This is the second blog in my series of ‘Y Tho’…why we do what we do.
I’ll be talking about:
– Designing for health…(it’s not a case of them and us)
– The mighty Erik Erikson, inventor of the identity crisis
– Where the diagnosis of MS sits in the context of life
One of our learnings when designing for health has been to avoid an ‘us and them’ mentality. We’re all people and as soon as that’s forgotten, we end up designing things that are a bit…well, alien.
For example, if we were to design for people experiencing balance issues, the first stage of research might be to speak to people who navigate balance on a daily basis and understand their coping strategies…people standing on public transport, gymnasts, surfers, tightrope walkers…going outside of health as a starting point and putting people at the centre builds a strong foundation.
One of the phrases that comes up again and again on our forum is that a health condition doesn’t define you…so the first stage of designing for health is to forget that you are, and unpick what really matters on a human level.
This brings me back to my current project: before looking at the needs of someone diagnosed with MS, I want to understand where diagnosis fits in the context of human development, the development of anyone reading this blog…and that’s where Erik Erikson comes in.
I was looking for a reference to kick me off – I wanted know if there was any theory out there about human development over a lifetime. I didn’t want to fall into the trap of creating a one dimensional version of life…goes to school, goes to university, gets a job, buys a house…this wouldn’t tell me a lot and wouldn’t be truly representative.
The model I stuck with (Erikson’s stages of psychosocial development), addresses life in broad terms…he talks about eight stages:
Trust vs. Mistrust.
Autonomy vs. Shame and Doubt.
Initiative vs. Guilt.
Industry (competence) vs. Inferiority.
Identity vs. Role Confusion.
Intimacy vs. Isolation.
Generativity vs. Stagnation.
Ego Integrity vs. Despair.
At each stage there’s an either or…for example, without gaining a sense of identity, you end up with role confusion or an identity crisis. Something to note is that there’s a distinct time in Erikson’s model that during a person’s development, they go from focussing on themselves and their pressing needs, to seeing those around them, trying to establish where they fit in the grand scheme of things and start looking to the future.
I’ve had a go at a timeline below:
The next phase is to map what we know about MS against this timeline, I’ve done a load of concepts (below) and the one clear communication isn’t quite there yet, but I’ve learnt a few bits and pieces:
Everyone develops at different rates and has different needs across their lives, this communication tool needs to show that…I’m almost seeing it as an timeline in after effects with moving parts…
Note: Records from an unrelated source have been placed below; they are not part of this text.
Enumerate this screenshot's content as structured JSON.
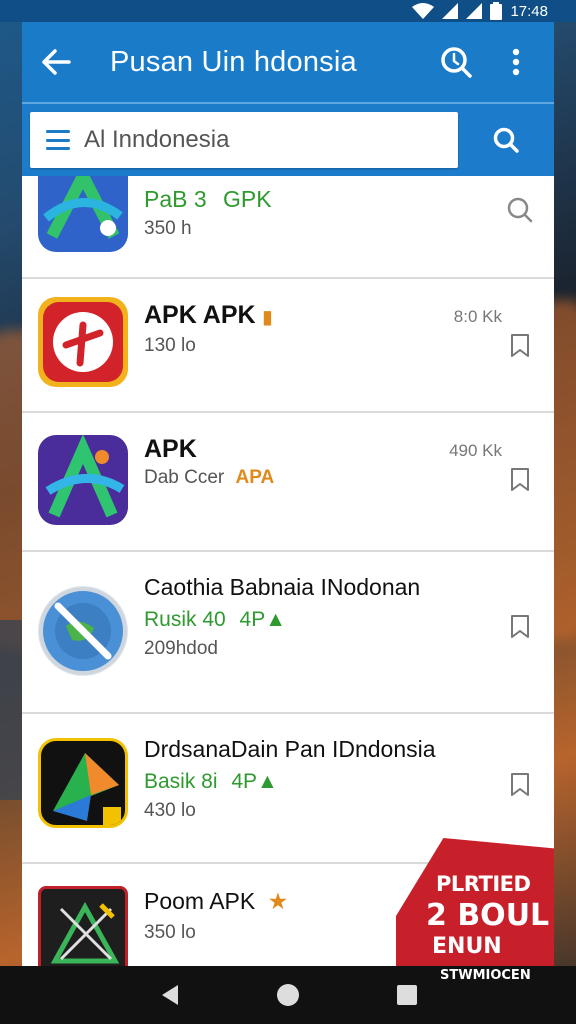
{
  "status_bar": {
    "time": "17:48",
    "icons": [
      "wifi-icon",
      "signal-icon",
      "signal-icon",
      "battery-icon"
    ]
  },
  "app_bar": {
    "title": "Pusan Uin hdonsia",
    "back_icon": "arrow-left-icon",
    "search_icon": "search-icon",
    "more_icon": "more-vert-icon"
  },
  "search": {
    "menu_icon": "menu-icon",
    "value": "Al Inndonesia",
    "button_icon": "search-icon"
  },
  "apps": [
    {
      "name_parts": [
        "PaB 3",
        "GPK"
      ],
      "sub": "350 h",
      "size": "",
      "action_icon": "search-icon"
    },
    {
      "name_parts": [
        "APK APK",
        "▮"
      ],
      "sub": "130 lo",
      "size": "8:0 Kk",
      "action_icon": "bookmark-icon"
    },
    {
      "name_parts": [
        "APK"
      ],
      "sub_parts": [
        "Dab Ccer",
        "APA"
      ],
      "size": "490 Kk",
      "action_icon": "bookmark-icon"
    },
    {
      "name_parts": [
        "Caothia Babnaia INodonan"
      ],
      "sub_parts": [
        "Rusik 40",
        "4P▲"
      ],
      "detail": "209hdod",
      "size": "",
      "action_icon": "bookmark-icon"
    },
    {
      "name_parts": [
        "DrdsanaDain Pan IDndonsia"
      ],
      "sub_parts": [
        "Basik 8i",
        "4P▲"
      ],
      "detail": "430 lo",
      "size": "",
      "action_icon": "bookmark-icon"
    },
    {
      "name_parts": [
        "Poom APK",
        "★"
      ],
      "sub": "350 lo",
      "size": "",
      "action_icon": ""
    }
  ],
  "promo": {
    "line1": "PLRTIED",
    "line2": "2 BOUL",
    "line3": "ENUN",
    "footer": "STWMIOCEN"
  },
  "nav": {
    "back": "nav-back-icon",
    "home": "nav-home-icon",
    "recents": "nav-recents-icon"
  },
  "colors": {
    "primary": "#1a7bc9",
    "accent_green": "#2f9a2f",
    "accent_orange": "#e08a1c",
    "promo_red": "#c8202a"
  }
}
People start to think about others and look outside themselves at a very early early age (as early as ten according to Erikson).
In terms of MS, the diagnosis of Relapsing Remitting averages at 30 years old – but it could be as early as twenty.
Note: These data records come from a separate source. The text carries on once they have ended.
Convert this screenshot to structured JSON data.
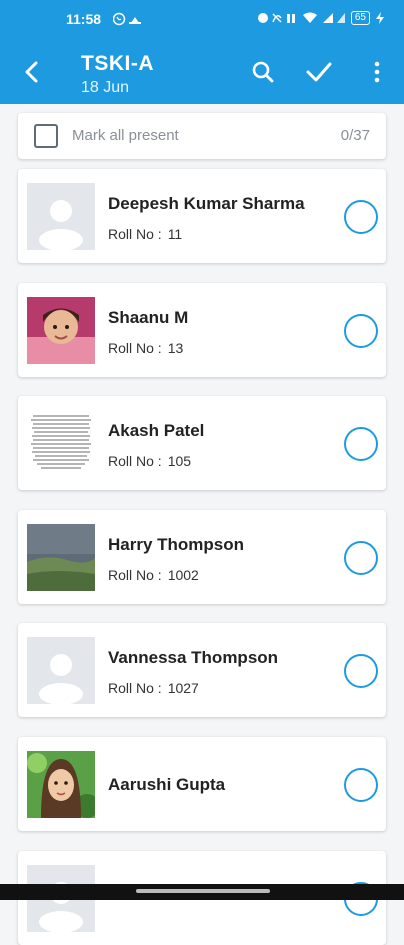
{
  "status_bar": {
    "time": "11:58",
    "battery": "65"
  },
  "appbar": {
    "title": "TSKI-A",
    "subtitle": "18 Jun"
  },
  "mark_all": {
    "label": "Mark all present",
    "count": "0/37"
  },
  "roll_label": "Roll No :",
  "students": [
    {
      "name": "Deepesh Kumar Sharma",
      "roll": "11",
      "photo": "placeholder"
    },
    {
      "name": "Shaanu M",
      "roll": "13",
      "photo": "child-girl"
    },
    {
      "name": "Akash Patel",
      "roll": "105",
      "photo": "document"
    },
    {
      "name": "Harry Thompson",
      "roll": "1002",
      "photo": "landscape"
    },
    {
      "name": "Vannessa Thompson",
      "roll": "1027",
      "photo": "placeholder"
    },
    {
      "name": "Aarushi Gupta",
      "roll": "",
      "photo": "child-girl"
    }
  ],
  "colors": {
    "primary": "#1e9be0",
    "background": "#f4f5f7"
  }
}
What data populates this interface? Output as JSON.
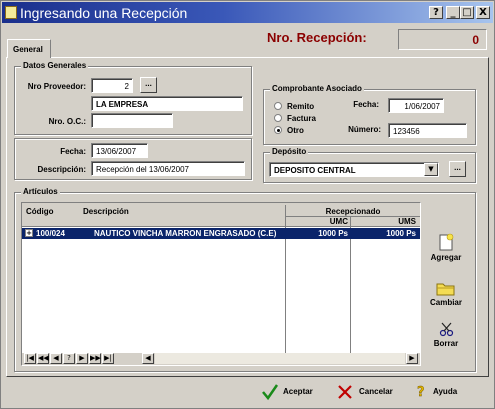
{
  "window": {
    "title": "Ingresando una Recepción",
    "controls": [
      "?",
      "_",
      "□",
      "X"
    ]
  },
  "tab": {
    "label": "General"
  },
  "header": {
    "nro_label": "Nro. Recepción:",
    "nro_value": "0"
  },
  "datos_generales": {
    "title": "Datos Generales",
    "proveedor_label": "Nro Proveedor:",
    "proveedor_value": "2",
    "proveedor_name": "LA EMPRESA",
    "oc_label": "Nro. O.C.:",
    "oc_value": "",
    "browse_label": "..."
  },
  "fecha_section": {
    "fecha_label": "Fecha:",
    "fecha_value": "13/06/2007",
    "descripcion_label": "Descripción:",
    "descripcion_value": "Recepción del 13/06/2007"
  },
  "comprobante": {
    "title": "Comprobante Asociado",
    "options": [
      "Remito",
      "Factura",
      "Otro"
    ],
    "selected": "Otro",
    "fecha_label": "Fecha:",
    "fecha_value": "1/06/2007",
    "numero_label": "Número:",
    "numero_value": "123456"
  },
  "deposito": {
    "title": "Depósito",
    "value": "DEPOSITO CENTRAL",
    "browse_label": "..."
  },
  "articulos": {
    "title": "Artículos",
    "columns": {
      "codigo": "Código",
      "descripcion": "Descripción",
      "recepcionado": "Recepcionado",
      "umc": "UMC",
      "ums": "UMS"
    },
    "rows": [
      {
        "expand": "+",
        "codigo": "100/024",
        "descripcion": "NAUTICO VINCHA MARRON ENGRASADO (C.E)",
        "umc": "1000 Ps",
        "ums": "1000 Ps"
      }
    ],
    "nav": [
      "|◀",
      "◀◀",
      "◀",
      "?",
      "▶",
      "▶▶",
      "▶|"
    ],
    "scroll_left": "◀",
    "scroll_right": "▶"
  },
  "side_buttons": {
    "agregar": "Agregar",
    "cambiar": "Cambiar",
    "borrar": "Borrar"
  },
  "footer": {
    "aceptar": "Aceptar",
    "cancelar": "Cancelar",
    "ayuda": "Ayuda"
  },
  "icons": {
    "title": "form-icon",
    "agregar": "new-document-icon",
    "cambiar": "folder-icon",
    "borrar": "scissors-icon",
    "aceptar": "checkmark-icon",
    "cancelar": "x-cross-icon",
    "ayuda": "help-icon"
  },
  "colors": {
    "title_start": "#1a2f8c",
    "title_end": "#a7c4ee",
    "nro_text": "#8b0000",
    "row_highlight": "#0a246a",
    "check_green": "#1a8a1a",
    "cancel_red": "#c00000"
  }
}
If we go back to Erikson’s model, this is just after the stage of ‘identity vs. role confusion’ – people will have spent their late teens working out exactly who they are and what their plans are for the future, only for a condition to be thrown in.
Between 18 and 40 there’s a phase that Erikson has called ‘intimacy vs. isolation’, people are looking to forge relationships and if they don’t, they could be faced with a sense of isolation. Again, a diagnosis could have the potential to tilt the scale here.
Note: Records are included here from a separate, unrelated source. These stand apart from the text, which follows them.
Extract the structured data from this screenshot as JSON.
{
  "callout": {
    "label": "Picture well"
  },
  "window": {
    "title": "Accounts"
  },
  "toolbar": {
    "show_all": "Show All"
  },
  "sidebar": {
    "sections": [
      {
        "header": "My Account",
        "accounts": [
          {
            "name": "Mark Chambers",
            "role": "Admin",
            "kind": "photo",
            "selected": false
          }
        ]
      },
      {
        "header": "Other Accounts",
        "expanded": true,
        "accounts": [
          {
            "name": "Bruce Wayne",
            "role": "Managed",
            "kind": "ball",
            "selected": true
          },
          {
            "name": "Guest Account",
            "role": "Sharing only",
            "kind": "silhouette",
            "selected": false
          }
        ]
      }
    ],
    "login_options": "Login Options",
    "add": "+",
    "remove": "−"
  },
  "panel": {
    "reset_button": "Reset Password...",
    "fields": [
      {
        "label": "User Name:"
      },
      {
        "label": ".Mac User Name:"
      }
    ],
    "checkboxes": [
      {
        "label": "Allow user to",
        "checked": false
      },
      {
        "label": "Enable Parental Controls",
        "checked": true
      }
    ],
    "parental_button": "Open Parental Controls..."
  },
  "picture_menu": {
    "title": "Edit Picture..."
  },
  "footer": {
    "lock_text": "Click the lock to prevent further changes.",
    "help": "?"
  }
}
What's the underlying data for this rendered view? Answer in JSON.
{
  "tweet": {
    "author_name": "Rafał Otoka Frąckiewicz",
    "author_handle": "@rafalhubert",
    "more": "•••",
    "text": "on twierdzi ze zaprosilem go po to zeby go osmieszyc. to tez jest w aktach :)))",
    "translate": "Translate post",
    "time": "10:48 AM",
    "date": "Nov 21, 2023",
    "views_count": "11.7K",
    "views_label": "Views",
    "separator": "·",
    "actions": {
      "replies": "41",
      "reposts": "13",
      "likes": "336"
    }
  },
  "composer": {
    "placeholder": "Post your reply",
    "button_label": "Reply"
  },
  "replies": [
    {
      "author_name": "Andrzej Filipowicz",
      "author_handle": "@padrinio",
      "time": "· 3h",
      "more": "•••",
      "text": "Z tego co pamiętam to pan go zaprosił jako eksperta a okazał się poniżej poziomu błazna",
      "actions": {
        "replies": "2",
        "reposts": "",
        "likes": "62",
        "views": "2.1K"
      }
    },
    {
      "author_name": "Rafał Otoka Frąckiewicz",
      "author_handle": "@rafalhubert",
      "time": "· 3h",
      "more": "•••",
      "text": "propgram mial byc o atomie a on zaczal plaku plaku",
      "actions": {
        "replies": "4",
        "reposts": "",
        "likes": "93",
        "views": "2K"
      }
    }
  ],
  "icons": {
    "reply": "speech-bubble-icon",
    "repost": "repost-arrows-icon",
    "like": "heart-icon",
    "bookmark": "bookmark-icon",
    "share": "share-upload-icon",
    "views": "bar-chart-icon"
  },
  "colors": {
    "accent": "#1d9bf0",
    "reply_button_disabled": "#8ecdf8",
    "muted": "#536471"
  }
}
Maintaining identity and reducing isolation are two elements that Shift.ms focus on – we talk about identity and about not giving up on your ambitions, just working out how to achieve them. We also talk about reducing isolation around diagnosis through talking to people who understand – one of the main reasons we were founded. What we’ve never taken on board is when in a person’s natural development, issues like identity and intimacy are most prominent, and that one paves the way for the other…
The next phase of my project is to start mapping out MSer needs. I’m interested in needs starting at a diagnosis (how do people react?), all the way through to later life.
– What’s the thinking generally about MSer needs?
– What’s on our forum that I can use?
– What research have we done in the past that I can pull together?
If you haven’t seen my previous blog which gives the project a bit of context, check it out here.
The next blog in the series, I need [x] so that [y] can be read here…